How to fix the “hello_world.c” demo for ARM devices

U-Boot allows to dynamically load standalone applications and run them directly in the environment provided by the bootloader. Standalone applications can use some resources of U-Boot such as console I/O functions or interrupt services and they are designed to work out-of-the-box on different architectures (see $UBOOT_PKG/doc/README.standalone). Two demos are provided and automatically compiled with U-boot: the “Hello world” application will print the arguments provided by the user on the console, while the CPM timer application will generate an interruption every second (this last one is designed to work only on MPC8xx CPUs). Sources and generated binaries of the demos can be found in the folder $UBOOT_PKG/examples/standalone/.

Trying to run the “Hello world” app as it is on the Amber board will cause a bootloader freeze, due to some inconsistencies in the configuration files for the ARM architecture.
By investigating the configuration files two main discrepancies have been found: the first one is relative to the register holding the pointer to the jump table for exported functions and the second one is relative to start and load addresses for the standalone applications. We’re going to describe how to fix them to be able to successfully run the “Hello world” app on the Amber board.
This tutorial refers to U-boot 2013.10 version (branch imx_v2013.10_v4 on the varigit repository).

How U-boot manage standalone apps

The binary file of the demo apps on U-Boot can be loaded dynamically on a specific address and with a specified baudrate with the prompt command loadb [ off ] [ baud ]. Once the app has been loaded at the specified address on memory it can be started with the prompt command go addr [arg ...], passing ‘arg’ as arguments. These are the steps to correctly load and run the “Hello world” demo app using C-Kermit:

$ loadb
$ send $UBOOT_PKG/examples/standalone/hello_world.bin
$ connect
$ go 12000000 Hello world!  

The “Hello world” demo contains calls to the printf U-Boot function. U-Boot functions need to be exported in order to be used in standalone applications; all exported functions are listed in the $UBOOT_PKG/include/_exports.h file.

The functions are exported by U-Boot via a jump table and the pointer to that jump table is machine-dependent. According to the definition in $UBOOT_PKG/arch/arm/include/asm/global_data.h, the dedicated register that holds the pointer to the jump table on ARM is “r9”.
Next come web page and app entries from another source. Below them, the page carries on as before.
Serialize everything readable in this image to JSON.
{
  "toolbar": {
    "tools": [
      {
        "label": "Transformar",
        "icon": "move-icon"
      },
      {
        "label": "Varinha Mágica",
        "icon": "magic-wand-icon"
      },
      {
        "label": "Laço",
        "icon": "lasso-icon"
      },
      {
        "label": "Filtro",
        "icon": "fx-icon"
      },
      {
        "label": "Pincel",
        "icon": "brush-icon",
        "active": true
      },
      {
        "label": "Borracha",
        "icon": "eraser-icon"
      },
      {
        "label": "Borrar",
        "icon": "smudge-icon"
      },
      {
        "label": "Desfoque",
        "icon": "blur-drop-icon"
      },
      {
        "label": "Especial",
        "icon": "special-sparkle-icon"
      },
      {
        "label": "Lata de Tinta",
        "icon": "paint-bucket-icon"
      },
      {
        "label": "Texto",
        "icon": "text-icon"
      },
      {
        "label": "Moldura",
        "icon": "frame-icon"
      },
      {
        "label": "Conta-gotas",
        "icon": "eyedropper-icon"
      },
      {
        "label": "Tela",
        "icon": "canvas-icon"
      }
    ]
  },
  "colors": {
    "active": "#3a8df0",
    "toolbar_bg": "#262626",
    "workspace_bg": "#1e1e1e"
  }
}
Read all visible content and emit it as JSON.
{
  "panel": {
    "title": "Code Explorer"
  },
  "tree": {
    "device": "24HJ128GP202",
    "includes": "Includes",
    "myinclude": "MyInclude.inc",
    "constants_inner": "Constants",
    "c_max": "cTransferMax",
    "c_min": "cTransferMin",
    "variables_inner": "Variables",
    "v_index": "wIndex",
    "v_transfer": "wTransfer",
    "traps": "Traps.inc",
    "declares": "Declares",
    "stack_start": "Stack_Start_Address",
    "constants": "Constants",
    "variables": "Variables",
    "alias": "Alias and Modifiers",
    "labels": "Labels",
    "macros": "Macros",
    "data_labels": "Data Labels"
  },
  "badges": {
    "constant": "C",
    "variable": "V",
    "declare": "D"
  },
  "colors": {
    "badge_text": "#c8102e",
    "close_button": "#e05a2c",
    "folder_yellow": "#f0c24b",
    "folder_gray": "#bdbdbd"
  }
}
Setting the right register for the pointer to the jump table

In the application folder, along with the sources and the compiled binaries of the demos, there’s a stubs.c file that define some crucial macros for exported functions. Each macro defines, for each architecture, the register holding the pointer to the jump table and sets the offset corresponding to the exported function in the table. In particular, for the ARM architecture, we have:

* r8 holds the pointer to the global_data, ip is a call-clobbered
* register
#define EXPORT_FUNC(x) \
asm volatile (			\
"	.globl " #x "\n"		\
#x ":\n"				\
"	ldr	ip, [r8, %0]\n"		\
"	ldr	pc, [ip, %1]\n"		\
        : : "i"(offsetof(gd_t, jt)), "i"(XF_ ## x * sizeof(void *)) : "ip");

The first ldr instruction identifies the position of the jump table containing all the addresses for the exported functions within the global data section, while the second ldr instruction identifies the specific function to jump to within the jump table. For example, aprintf call will be resolved by the compiler in:

.globl printf
ldr    ip, [r8, #84]
ldr    pc, [ip, #20]

As we can see, the stubs.c file refers to “r8” as the register holding the pointer to the jump table, although the proper register for the ARM architecture should be “r9” as described earlier. In order for the processor to jump to the proper function, “r9” needs to be set instead of “r8” in the macro.

Setting the right addresses for the standalone application

The default load and start addresses of the applications on an ARM device are as set on the $UBOOT_PKG/arch/arm/ file:
CONFIG_STANDALONE_LOAD_ADDR = 0x0c100000. Even if 0x0c100000 is set as the default address, calling loadb on the U-Boot prompt will return 0x12000000 as the default load and start address:

VAR_SOM_MX6 on Amber board (sd)> loadb
## Ready for binary (kermit) download to 0x12000000 at 115200 bps...
## Total Size      = 0x0000024e = 590 Bytes
## Start Addr      = 0x12000000

The address 0x12000000 is configured in $UBOOT_PKG/include/configs/mx6var_common.h as:
#define CONFIG_LOADADDR 0x12000000.
This inconsistency between the load address used by loadb command and the load address set by the standalone application’s linker cause bad memory accesses. Setting CONFIG_STANDALONE_LOAD_ADDR = 0x12000000 in the $UBOOT_PKG/arch/arm/ allows the “Hello World” application to run successfully.

Applying the patch

A patch has been developed to automatically fix the issues described earlier. To apply the patch:

1.Download standalone.patch and place it in the $UBOOT_PKG folder.

2.From a terminal run:

$ cd uboot-imx/
$ patch -p0 < standalone.patch